Later that day, we were heading up the Adriatic coast on yet another bus. The trip was long and the bus driver a fan of repetitive folk music. In one town, the road stopped at a small harbor. We had to get on a ferry to reach the next stretch of road. At the border, a uniformed man collected our passports for inspection. Though Katya’s was red with a two-headed eagle and mine was blue with a one-headed eagle, they were both welcomed in Croatia as they had been in Serbia and Montenegro. I was grateful for that.
It was still light out when we arrived at the big bus station in Dubrovnik, and I didn’t see the old city, its star attraction, anywhere. Once we figured out that we had to take a city bus to get there, I went to an ATM and took out a large sum of Croatian kuna because the apartment where we had booked a room for several nights only accepted cash.
Soon we were at magnificently preserved old city of Dubrovnik, walled off all around and perched over the Adriatic. It made Budva’s old town look like… a village? Something less than a town, anyway. We spent a while lugging our luggage around the shiny white stone streets and past the ancient storefronts and churches before we found out that our accommodation was outside the city walls.
It turned out to be surprisingly close, yet tucked away. Apartments Mia is an old three-story house like many others in the maze of streets near the old city. A side street, if you could call it that, ascends as it curves around the house, so there are entrances on multiple floors. Our suite, on the top floor, consisted of a modern, fully-equipped bedroom and bathroom. Next door lived the owner and his mother. (Both suites are shown together on their website as Apartment 1. I don’t know if the site is out of date or if the owner has made different living arrangements since we stayed there.)

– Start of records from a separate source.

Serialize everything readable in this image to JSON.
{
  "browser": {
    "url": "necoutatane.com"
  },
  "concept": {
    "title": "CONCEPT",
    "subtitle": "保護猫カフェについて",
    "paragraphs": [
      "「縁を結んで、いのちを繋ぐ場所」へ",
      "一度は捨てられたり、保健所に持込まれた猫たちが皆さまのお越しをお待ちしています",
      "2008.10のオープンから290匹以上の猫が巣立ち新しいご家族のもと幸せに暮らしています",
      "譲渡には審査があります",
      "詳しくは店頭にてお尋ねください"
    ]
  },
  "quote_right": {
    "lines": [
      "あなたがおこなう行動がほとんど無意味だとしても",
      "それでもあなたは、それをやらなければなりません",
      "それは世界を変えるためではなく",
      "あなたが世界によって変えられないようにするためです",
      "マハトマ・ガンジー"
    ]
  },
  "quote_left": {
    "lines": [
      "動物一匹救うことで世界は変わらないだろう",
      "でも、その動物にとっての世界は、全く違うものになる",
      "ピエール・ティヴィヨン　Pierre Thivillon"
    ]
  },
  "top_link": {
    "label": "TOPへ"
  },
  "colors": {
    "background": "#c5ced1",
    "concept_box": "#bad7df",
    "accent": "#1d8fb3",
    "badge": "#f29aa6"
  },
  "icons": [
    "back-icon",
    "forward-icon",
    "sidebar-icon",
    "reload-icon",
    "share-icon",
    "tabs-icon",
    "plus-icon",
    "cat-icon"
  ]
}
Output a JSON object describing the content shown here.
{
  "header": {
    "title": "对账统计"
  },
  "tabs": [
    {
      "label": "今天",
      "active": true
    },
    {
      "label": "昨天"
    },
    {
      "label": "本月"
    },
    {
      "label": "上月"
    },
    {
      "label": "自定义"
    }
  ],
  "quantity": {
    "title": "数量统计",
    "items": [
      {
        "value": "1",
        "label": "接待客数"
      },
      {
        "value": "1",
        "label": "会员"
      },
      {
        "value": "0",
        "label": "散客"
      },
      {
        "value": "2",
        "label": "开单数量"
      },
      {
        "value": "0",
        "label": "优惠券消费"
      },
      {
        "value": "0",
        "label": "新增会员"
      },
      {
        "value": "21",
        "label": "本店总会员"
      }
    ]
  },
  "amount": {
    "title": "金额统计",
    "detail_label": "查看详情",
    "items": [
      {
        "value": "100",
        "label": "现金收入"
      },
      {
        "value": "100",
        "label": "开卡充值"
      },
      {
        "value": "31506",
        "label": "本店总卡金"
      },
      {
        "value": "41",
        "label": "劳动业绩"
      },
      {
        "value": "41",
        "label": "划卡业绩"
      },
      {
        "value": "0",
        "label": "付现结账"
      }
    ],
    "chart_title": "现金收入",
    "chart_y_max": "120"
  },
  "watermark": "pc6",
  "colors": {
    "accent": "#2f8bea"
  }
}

Dino, the owner, did everything he could made us feel relaxed and at home (Dino, I said I’d give your place a good review, so here it is). On our first night, he sat with us at the table on the small terrace outside our room; the walled city loomed in the background. He gave us a tourist map and told us where all the good restaurants were. Each day he’d offer coffee and snacks for us to enjoy on the terrace, and his mother even hung up some of the clothes I had left outside after a swim.
We stayed in Dubrovnik for only a few days, but in my mind they blend together into one pleasant memory. The city itself attracts a lot of tourists, but it’s big, and there’s a lot to explore. I never got tired of looking at it. Katya and I found our fair share of fine restaurants, including one at the top of a hill overlooking the city. It was a wonderful place to watch the sunset and the sea.
We went swimming in a hidden cove—I swam only once on this trip and I did it here. The “beach” was even closer to our apartment than the old city was, and it consisted of an extremely short stretch of sand with cliffs on either side. And houses—houses all around (including one in the side of the cliff). We also kayaked around the city walls and back again—man, was that a workout, but it was fun.
One day, Katya and I took a short boat ride to the island of Lokrum (population: peacocks), where we wandered around the ruins of an ancient monastery. We spent a few hours there, until the sunset turned everything orange, and almost missed the last boat off the island. I was worried, but not so worried that I couldn’t snap a few photos before starting to run.
We asked Dino if we could book our room for an extra day, and fortunately it worked out. On our last day in Dubrovnik, we set out early (at his suggestion) to walk the city walls. There was a lot to see: apartments, churches, restaurants, a school—a glimpse into the lives of the people who still call the old city home. I couldn’t imagine living in a place where tourists could walk on a giant wall and gawk at your home all day, and since Dubrovnik has expanded far beyond its original boundaries, the people who still live in the old city must really feel like it’s a part of them. And what a place to be a part of.
I was sad when we returned to the bus station where we had arrived only a few days before. Although we had gotten a lot out Dubrovnik, we had to Split.